  394. . Fairfax, supra note 126, at 96.

  395. . See Belinfanti, supra note 267, at 817.

  396. . See id. at 865–66.

  397. . See Winston, supra note 40, at 1796.

  398. . See Tu, supra note 70, at 152.

  399. . See Winston, supra note 40, at 1836 (explaining how B Corps report on their public benefit goals and the extent to which they have reached those goals).

  400. . See Bach, supra note 270, at 261.

  401. . See William H. Simon, New Governance Anxieties: A Deweyan Response, 2010 Wis. L. Rev. 727, 734.

  402. . See Bach, supra note 45, at 103–06.

  403. . See, e.g., id.

  404. . See id. at 156.

  405. . See Winston, supra note 40, at 1823 (describing the long-term perspective of impact investors).

  406. . Sabel & Simon, supra note 277, at 24.

  407. . Id. at 51 (“People sometimes worry that experimentalism is insensitive to distributive issues and that the move to experimentalist regimes will exacerbate the situation of disadvantaged stakeholders. They are, of course, clearly right to emphasize that the outcome of a collaborative process will be affected by the relative resources of the participants. Even if a group’s consent is required to go forward, that consent may be inflected by the group’s disadvantage. Experimentalist regime design does try to take account of these factors in three ways. . . . First, procedural design can try to mitigate inequality. . . . Second, if design can reach background default rules, than [sic] it can enhance equality by shaping the rule that will govern in the absence of stakeholder agreement. . . . Third, certain possible outcomes can be ruled out as substantively unacceptable.”).

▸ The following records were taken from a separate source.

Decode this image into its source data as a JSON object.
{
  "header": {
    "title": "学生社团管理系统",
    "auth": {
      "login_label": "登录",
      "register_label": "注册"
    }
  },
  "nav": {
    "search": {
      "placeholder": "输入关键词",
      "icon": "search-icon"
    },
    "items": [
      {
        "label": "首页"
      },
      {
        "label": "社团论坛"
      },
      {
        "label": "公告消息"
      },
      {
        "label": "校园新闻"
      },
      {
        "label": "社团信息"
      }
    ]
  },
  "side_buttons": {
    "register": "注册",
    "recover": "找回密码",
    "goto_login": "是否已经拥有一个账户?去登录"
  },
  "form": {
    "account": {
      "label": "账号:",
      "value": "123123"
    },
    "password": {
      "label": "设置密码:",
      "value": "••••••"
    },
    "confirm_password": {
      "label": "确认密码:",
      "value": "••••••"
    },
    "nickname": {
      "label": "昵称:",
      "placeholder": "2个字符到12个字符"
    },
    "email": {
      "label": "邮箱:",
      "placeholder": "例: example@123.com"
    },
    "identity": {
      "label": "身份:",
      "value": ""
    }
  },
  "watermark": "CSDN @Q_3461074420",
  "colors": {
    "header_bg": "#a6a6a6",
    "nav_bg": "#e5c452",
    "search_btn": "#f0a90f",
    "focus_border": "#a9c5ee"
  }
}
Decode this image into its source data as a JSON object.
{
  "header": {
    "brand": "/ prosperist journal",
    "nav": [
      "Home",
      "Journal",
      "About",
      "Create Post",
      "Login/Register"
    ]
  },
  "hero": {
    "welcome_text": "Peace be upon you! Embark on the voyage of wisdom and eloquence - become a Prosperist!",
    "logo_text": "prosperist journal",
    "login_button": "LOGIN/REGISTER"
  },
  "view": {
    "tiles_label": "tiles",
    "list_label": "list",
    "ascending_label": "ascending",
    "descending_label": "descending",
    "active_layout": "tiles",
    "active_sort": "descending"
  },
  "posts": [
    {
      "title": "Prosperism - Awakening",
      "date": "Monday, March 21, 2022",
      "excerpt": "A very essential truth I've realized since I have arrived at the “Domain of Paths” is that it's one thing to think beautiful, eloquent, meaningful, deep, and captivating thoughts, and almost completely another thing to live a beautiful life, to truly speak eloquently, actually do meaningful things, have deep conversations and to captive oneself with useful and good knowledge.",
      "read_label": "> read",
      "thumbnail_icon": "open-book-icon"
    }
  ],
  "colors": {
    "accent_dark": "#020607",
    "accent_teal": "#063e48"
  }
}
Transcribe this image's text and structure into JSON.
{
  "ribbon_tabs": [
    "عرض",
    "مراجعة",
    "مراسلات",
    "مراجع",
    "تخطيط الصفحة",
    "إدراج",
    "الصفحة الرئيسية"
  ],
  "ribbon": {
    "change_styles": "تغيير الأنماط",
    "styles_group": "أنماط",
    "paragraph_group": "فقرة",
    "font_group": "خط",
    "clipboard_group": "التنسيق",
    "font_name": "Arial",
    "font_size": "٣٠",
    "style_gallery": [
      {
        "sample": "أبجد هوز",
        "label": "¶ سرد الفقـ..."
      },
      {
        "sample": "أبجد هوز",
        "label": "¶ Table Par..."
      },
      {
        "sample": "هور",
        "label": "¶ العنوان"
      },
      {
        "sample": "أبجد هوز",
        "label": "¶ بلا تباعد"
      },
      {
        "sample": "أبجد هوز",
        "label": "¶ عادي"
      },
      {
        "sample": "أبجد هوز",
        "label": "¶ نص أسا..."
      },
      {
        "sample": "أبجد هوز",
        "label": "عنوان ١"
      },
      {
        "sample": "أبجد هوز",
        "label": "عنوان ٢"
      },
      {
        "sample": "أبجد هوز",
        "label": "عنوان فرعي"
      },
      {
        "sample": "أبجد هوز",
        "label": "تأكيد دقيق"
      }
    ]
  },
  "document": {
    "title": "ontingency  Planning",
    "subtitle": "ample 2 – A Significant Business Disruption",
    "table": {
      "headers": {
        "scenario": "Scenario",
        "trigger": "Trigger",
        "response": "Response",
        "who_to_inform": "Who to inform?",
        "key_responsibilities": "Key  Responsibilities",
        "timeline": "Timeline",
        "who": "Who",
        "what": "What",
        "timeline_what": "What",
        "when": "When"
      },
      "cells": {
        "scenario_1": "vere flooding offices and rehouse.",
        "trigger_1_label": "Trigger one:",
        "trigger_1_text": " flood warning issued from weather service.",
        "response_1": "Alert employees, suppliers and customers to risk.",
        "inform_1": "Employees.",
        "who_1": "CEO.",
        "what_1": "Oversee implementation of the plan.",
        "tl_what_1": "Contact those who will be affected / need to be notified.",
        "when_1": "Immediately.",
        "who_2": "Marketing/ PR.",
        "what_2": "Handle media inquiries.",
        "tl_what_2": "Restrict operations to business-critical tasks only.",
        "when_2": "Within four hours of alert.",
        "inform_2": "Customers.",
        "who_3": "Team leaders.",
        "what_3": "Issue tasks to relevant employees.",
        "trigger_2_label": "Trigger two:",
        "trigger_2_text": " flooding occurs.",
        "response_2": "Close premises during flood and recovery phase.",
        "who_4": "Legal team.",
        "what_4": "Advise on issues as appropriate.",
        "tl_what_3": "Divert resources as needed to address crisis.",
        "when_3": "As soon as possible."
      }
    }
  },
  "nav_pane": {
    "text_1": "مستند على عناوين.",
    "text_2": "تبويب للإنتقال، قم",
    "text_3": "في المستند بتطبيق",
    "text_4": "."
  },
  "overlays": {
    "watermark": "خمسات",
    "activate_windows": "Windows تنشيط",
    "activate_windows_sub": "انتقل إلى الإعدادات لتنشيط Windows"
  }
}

  408. . Dani Rodrik & Charles F. Sabel, Building a Good Jobs Economy (Nov. 2019) (unpublished manuscript) (on file with the South Carolina Law Review).

  409. . Lee, supra note 268, at 414.

  410. . Id. at 406, 414.

  411. . See supra Section IV.B.

  412. . See Lee, supra note 268, at 406, 415.

  413. . See id. at 418.

  414. . See id.

  415. . Philippe C. Schmitter & Terry Lynn Karl, What Democracy Is . . . and Is Not, 2 J. Democracy 75, 76 (1991) (“Modern political democracy is a system of governance in which rulers are held accountable for their actions in the public realm by citizens, acting indirectly through the competition and cooperation of their elected representatives.”).